- China pledge | China’s ambassador to the U.S. said his country is still implementing the phase-one trade agreement with the U.S., while China’s trade slump is expected to extend though the second quarter.
- Saving your bacon | The world’s biggest pork producer is shuttering a major U.S. plant indefinitely after a coronavirus outbreak among employees, warning of potential shortages.
- Satellite dish | As the pandemic leads to anxiety over the strength of the world’s food-supply chains, everyone from governments to banks are turning to the skies for help.
- You’ve got mail | Americans have been reminded through the health crisis of the role the oft-derided Postal Services plays in their life: perhaps the nation’s oldest essential service.
- Depressed exports | Pakistan is reopening some factories amid a national lockdown as the south Asian nation expects exports will drop 50% in the next two months.
- Life in lockdown | Thousands of firms in Europe — from family-run hotels to cafes — have lost business and are relying on state support to get them through. Here are some of their stories.
- Truck stops | Food lifeline runs through truckers and many of them can’t find bathrooms or a place to eat.

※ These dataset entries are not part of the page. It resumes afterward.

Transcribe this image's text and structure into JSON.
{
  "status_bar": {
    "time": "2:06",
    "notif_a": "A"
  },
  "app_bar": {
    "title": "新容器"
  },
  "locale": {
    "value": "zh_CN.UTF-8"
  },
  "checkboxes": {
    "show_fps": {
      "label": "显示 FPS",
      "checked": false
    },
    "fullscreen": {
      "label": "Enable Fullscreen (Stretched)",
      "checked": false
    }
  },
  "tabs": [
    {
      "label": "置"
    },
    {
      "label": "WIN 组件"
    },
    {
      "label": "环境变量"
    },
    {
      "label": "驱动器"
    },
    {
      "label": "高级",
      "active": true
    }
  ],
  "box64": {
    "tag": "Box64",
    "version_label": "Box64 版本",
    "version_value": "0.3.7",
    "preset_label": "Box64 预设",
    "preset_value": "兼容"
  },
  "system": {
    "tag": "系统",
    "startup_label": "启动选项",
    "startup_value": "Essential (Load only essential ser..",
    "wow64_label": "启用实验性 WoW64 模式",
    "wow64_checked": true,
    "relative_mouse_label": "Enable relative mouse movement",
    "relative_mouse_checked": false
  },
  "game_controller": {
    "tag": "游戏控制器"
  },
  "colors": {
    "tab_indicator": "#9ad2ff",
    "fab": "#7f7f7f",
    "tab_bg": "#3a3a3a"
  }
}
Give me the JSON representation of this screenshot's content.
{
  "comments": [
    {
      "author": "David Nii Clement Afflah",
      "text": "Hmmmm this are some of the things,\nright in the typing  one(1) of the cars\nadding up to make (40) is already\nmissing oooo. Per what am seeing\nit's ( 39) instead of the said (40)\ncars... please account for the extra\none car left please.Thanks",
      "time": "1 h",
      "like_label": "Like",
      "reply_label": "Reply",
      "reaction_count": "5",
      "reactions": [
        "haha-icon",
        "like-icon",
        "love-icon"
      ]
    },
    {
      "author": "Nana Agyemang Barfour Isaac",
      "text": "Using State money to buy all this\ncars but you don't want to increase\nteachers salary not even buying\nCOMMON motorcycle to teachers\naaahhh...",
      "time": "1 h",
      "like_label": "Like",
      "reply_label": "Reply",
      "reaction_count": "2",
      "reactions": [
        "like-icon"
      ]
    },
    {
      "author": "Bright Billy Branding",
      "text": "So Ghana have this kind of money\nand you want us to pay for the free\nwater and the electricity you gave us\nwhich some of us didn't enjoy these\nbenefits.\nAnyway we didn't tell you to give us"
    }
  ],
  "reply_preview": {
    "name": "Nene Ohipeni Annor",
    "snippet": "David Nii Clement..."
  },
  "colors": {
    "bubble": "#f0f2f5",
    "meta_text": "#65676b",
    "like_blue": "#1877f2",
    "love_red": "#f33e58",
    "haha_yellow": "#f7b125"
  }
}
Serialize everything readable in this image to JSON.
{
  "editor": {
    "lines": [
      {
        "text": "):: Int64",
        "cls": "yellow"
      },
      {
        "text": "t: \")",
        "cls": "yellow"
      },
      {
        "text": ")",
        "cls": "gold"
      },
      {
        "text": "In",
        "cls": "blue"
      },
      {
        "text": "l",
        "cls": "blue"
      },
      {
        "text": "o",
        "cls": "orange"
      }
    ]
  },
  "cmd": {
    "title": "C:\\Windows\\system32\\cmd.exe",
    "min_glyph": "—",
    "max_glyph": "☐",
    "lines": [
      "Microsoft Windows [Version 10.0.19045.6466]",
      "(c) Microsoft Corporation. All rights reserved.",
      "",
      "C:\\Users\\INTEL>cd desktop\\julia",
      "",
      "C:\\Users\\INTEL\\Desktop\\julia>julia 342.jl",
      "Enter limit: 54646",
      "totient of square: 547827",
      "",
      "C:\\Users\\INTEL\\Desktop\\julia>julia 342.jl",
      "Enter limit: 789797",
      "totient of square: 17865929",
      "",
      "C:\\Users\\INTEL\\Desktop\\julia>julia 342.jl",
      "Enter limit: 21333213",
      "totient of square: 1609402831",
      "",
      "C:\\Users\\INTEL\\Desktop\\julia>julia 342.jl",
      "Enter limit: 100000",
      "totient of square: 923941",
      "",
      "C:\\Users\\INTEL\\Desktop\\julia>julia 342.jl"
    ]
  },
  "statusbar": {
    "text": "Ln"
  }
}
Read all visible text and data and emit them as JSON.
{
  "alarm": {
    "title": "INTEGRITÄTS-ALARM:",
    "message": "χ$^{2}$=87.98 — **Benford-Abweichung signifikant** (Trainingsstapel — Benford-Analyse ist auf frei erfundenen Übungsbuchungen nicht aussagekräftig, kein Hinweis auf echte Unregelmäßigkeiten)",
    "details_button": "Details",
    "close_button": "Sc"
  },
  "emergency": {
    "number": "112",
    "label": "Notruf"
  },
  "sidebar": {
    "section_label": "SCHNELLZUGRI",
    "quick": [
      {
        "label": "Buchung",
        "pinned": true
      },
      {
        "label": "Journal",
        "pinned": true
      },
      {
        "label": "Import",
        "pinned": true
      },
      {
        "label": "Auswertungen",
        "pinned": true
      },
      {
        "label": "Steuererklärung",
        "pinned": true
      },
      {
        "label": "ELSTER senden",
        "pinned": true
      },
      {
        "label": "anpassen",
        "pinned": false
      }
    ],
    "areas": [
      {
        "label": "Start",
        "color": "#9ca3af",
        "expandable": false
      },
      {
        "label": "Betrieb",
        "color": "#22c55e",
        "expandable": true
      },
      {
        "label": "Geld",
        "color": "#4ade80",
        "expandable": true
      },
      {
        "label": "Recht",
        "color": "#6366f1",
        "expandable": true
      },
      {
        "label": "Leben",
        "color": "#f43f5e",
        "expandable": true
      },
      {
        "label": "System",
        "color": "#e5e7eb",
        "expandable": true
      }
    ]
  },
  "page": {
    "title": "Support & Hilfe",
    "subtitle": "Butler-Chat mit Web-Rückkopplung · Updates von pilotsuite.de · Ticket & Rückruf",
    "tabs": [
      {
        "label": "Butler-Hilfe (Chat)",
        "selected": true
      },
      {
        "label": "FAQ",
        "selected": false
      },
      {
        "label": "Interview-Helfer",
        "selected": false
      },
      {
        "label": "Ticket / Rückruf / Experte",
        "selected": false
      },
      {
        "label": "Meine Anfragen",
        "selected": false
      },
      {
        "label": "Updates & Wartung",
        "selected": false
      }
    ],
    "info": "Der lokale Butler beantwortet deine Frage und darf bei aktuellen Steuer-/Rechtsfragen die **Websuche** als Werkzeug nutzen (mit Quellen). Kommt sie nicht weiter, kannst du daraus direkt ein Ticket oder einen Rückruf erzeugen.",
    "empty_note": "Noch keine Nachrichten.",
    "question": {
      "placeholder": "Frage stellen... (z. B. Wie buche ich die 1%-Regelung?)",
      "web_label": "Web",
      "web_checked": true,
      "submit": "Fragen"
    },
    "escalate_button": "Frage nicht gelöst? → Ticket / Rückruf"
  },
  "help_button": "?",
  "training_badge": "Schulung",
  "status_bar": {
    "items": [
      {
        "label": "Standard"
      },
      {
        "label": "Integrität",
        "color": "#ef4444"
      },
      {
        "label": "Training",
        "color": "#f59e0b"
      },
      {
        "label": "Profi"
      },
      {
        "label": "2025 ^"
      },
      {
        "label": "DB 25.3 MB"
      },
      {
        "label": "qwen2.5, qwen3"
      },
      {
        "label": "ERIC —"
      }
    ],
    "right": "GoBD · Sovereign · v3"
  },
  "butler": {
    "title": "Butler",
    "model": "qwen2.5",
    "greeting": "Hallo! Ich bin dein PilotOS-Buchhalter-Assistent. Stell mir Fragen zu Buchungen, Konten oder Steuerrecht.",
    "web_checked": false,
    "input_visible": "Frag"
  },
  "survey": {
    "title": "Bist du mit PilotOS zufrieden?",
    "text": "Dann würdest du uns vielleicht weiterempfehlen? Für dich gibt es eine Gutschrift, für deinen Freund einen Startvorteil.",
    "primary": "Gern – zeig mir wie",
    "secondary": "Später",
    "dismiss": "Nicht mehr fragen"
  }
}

- European stimulus | The EU’s 540 billion-euro fiscal package helps Italy, Spain and the European Central Bank.
- Use the AHOY function to track global commodities trade flows.
- See BNEF for BloombergNEF’s analysis of clean energy, advanced transport, digital industry, innovative materials, and commodities.
- Click VRUS on the terminal for news and data on the coronavirus and here for maps and charts.
©2020 Bloomberg L.P.